Road trip vignette — Part Two: Too loud, too bad, too close, too sad
House hunting has become for us a tour of decrepitude, misfortune, and self-discovery. In our recent expedition, each house on our list, in its own way, tacitly spoke its owner’s reasons for parting ways with the listing they once called home.
We had pegged a favorite early on, but nixed it after our friends drove by and gave us a brief rundown on the neighborhood. It was a very nice house, on a very attractive acre, cozily nestled between a power station and a horse arena offering public events most evenings and weekends; and for local color, there was a trailer full of miscreants across the street.
We scheduled a time to see a small cute house with a view of the Snake River and a rocky hillside behind the house, which meant having no one behind us. It was on a quiet lane, another plus. It sounded so wonderful, that I was afraid of losing it. Enter the reality zone.
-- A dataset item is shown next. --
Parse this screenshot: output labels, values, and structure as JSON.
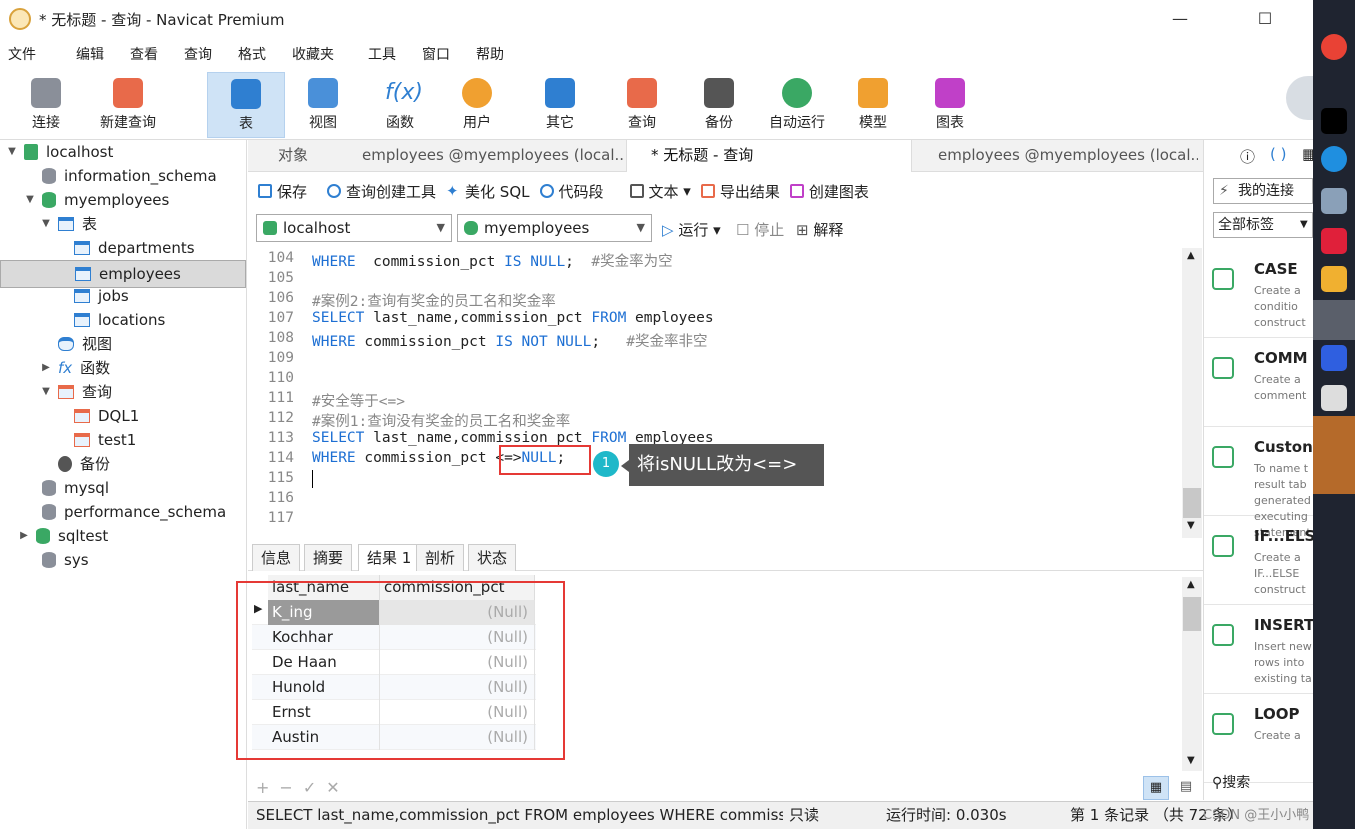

The view was a peekaboo view, but that was all right. The rocky hillside was indeed a beautiful and desirable amenity, but it also occupied nearly all of the quarter acre. Our realtor had given us to understand that there would be room to put up a shop or garage. Well, there is, but one would have to excavate into the hill. The next-door neighbors on both sides were very close, and there was no fence. The manufactured home had apparently not been installed with all due consideration for foundation stability. We did not conduct an intrusive inspection, but didn’t spend a lot of time wondering as to the cause of the palpable hump in the dining room floor on a direct vector with a crack in the foundation. The lane was indeed quiet, and this quality was enforced by the simple physics that two cars could not pass at the same time. When the neighbor across the street whipped out of her driveway, her gravel dust joined our company. I don’t mean to be picky, but the kitchen counters were designed for someone who would need a step ladder to set the table. When my husband casually pointed out the skateboard ramp in the backyard of the house next door, we moved on to the next candidate.
Number two had a sad history, which the next-door neighbor congenially came over to recount to us. We already knew of course that the house was a foreclosure, but our realtor had previewed it and said it was pretty sound. And the house itself was pretty sound, because the house itself does not include the illegal addition with the water-damaged roof — and that’s fair, because that structure would need to be torn down anyway. The two acres were the real appeal, and my heart leaped at the view of the prairie and hills. The realtor disclosed that the dump was below us, and that sometimes the wind blew the dump dust up the hill. The solicitous neighbor told us of covenant breaches no one could afford to enforce but everyone resented. In the car on the way up, I had read the bidding provisions for purchasing a home from HUD, and we had already pretty much decided not to participate in this inefficient government process.
We did take time on this trip to scout neighborhoods and get a better idea of where we would or would not like to be. But it was somewhat reminiscent of the days when we were trying to move to Seattle, and simply couldn’t find the right neighborhood. This caused me to wonder, why is it so difficult for us to find a neighborhood in which we’d like to live? We’ve had only a couple of experiences with challenging neighbors, one where we are now, and one at our previous home, where the owner’s friend, a drug rehab dropout, house-sat for her most of the time.
My acutely perceptive husband zeroed in on the inconvenient answer: We don’t like neighborhoods.